=== SUPPLIED ENTRIES ===
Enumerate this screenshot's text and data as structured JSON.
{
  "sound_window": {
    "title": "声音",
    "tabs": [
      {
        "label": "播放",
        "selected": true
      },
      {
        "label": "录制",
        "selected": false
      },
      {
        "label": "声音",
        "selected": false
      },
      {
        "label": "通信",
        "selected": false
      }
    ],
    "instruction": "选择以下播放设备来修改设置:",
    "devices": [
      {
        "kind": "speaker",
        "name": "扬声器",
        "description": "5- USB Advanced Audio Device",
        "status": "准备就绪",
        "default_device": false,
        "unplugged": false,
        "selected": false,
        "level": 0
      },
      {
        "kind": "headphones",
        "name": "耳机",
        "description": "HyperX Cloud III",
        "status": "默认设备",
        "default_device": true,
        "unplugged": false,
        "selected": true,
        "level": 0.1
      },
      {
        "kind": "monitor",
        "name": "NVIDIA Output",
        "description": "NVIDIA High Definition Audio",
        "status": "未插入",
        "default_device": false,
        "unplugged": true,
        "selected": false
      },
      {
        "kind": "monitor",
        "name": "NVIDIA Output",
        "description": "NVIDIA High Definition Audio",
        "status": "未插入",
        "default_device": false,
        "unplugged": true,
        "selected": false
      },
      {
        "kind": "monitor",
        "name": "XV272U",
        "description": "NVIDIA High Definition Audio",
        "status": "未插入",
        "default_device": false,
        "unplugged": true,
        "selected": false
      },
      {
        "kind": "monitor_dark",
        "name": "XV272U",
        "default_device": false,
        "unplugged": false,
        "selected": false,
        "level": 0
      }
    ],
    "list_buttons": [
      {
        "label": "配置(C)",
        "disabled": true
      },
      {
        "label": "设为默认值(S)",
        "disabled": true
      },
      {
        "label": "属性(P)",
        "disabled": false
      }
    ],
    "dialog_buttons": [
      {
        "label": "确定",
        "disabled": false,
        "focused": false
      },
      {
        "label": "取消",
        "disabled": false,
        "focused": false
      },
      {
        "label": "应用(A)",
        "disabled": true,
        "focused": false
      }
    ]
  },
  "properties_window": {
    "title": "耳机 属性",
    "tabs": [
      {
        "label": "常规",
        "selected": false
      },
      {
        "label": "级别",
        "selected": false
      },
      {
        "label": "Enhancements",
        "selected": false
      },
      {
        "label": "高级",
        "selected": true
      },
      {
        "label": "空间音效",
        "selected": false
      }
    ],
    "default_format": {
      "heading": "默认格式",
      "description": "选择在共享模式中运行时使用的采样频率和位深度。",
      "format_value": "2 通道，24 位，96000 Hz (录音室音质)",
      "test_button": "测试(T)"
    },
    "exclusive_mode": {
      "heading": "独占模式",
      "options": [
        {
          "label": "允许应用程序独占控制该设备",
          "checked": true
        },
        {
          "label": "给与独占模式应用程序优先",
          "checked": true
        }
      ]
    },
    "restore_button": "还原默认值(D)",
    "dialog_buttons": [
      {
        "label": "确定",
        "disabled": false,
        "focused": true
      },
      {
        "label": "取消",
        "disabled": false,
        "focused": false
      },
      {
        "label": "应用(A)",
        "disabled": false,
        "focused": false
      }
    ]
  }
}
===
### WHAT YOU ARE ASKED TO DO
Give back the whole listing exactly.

### ANSWER FOR THE TASK
Enumerate this screenshot's text and data as structured JSON.
{
  "sound_window": {
    "title": "声音",
    "tabs": [
      {
        "label": "播放",
        "selected": true
      },
      {
        "label": "录制",
        "selected": false
      },
      {
        "label": "声音",
        "selected": false
      },
      {
        "label": "通信",
        "selected": false
      }
    ],
    "instruction": "选择以下播放设备来修改设置:",
    "devices": [
      {
        "kind": "speaker",
        "name": "扬声器",
        "description": "5- USB Advanced Audio Device",
        "status": "准备就绪",
        "default_device": false,
        "unplugged": false,
        "selected": false,
        "level": 0
      },
      {
        "kind": "headphones",
        "name": "耳机",
        "description": "HyperX Cloud III",
        "status": "默认设备",
        "default_device": true,
        "unplugged": false,
        "selected": true,
        "level": 0.1
      },
      {
        "kind": "monitor",
        "name": "NVIDIA Output",
        "description": "NVIDIA High Definition Audio",
        "status": "未插入",
        "default_device": false,
        "unplugged": true,
        "selected": false
      },
      {
        "kind": "monitor",
        "name": "NVIDIA Output",
        "description": "NVIDIA High Definition Audio",
        "status": "未插入",
        "default_device": false,
        "unplugged": true,
        "selected": false
      },
      {
        "kind": "monitor",
        "name": "XV272U",
        "description": "NVIDIA High Definition Audio",
        "status": "未插入",
        "default_device": false,
        "unplugged": true,
        "selected": false
      },
      {
        "kind": "monitor_dark",
        "name": "XV272U",
        "default_device": false,
        "unplugged": false,
        "selected": false,
        "level": 0
      }
    ],
    "list_buttons": [
      {
        "label": "配置(C)",
        "disabled": true
      },
      {
        "label": "设为默认值(S)",
        "disabled": true
      },
      {
        "label": "属性(P)",
        "disabled": false
      }
    ],
    "dialog_buttons": [
      {
        "label": "确定",
        "disabled": false,
        "focused": false
      },
      {
        "label": "取消",
        "disabled": false,
        "focused": false
      },
      {
        "label": "应用(A)",
        "disabled": true,
        "focused": false
      }
    ]
  },
  "properties_window": {
    "title": "耳机 属性",
    "tabs": [
      {
        "label": "常规",
        "selected": false
      },
      {
        "label": "级别",
        "selected": false
      },
      {
        "label": "Enhancements",
        "selected": false
      },
      {
        "label": "高级",
        "selected": true
      },
      {
        "label": "空间音效",
        "selected": false
      }
    ],
    "default_format": {
      "heading": "默认格式",
      "description": "选择在共享模式中运行时使用的采样频率和位深度。",
      "format_value": "2 通道，24 位，96000 Hz (录音室音质)",
      "test_button": "测试(T)"
    },
    "exclusive_mode": {
      "heading": "独占模式",
      "options": [
        {
          "label": "允许应用程序独占控制该设备",
          "checked": true
        },
        {
          "label": "给与独占模式应用程序优先",
          "checked": true
        }
      ]
    },
    "restore_button": "还原默认值(D)",
    "dialog_buttons": [
      {
        "label": "确定",
        "disabled": false,
        "focused": true
      },
      {
        "label": "取消",
        "disabled": false,
        "focused": false
      },
      {
        "label": "应用(A)",
        "disabled": false,
        "focused": false
      }
    ]
  }
}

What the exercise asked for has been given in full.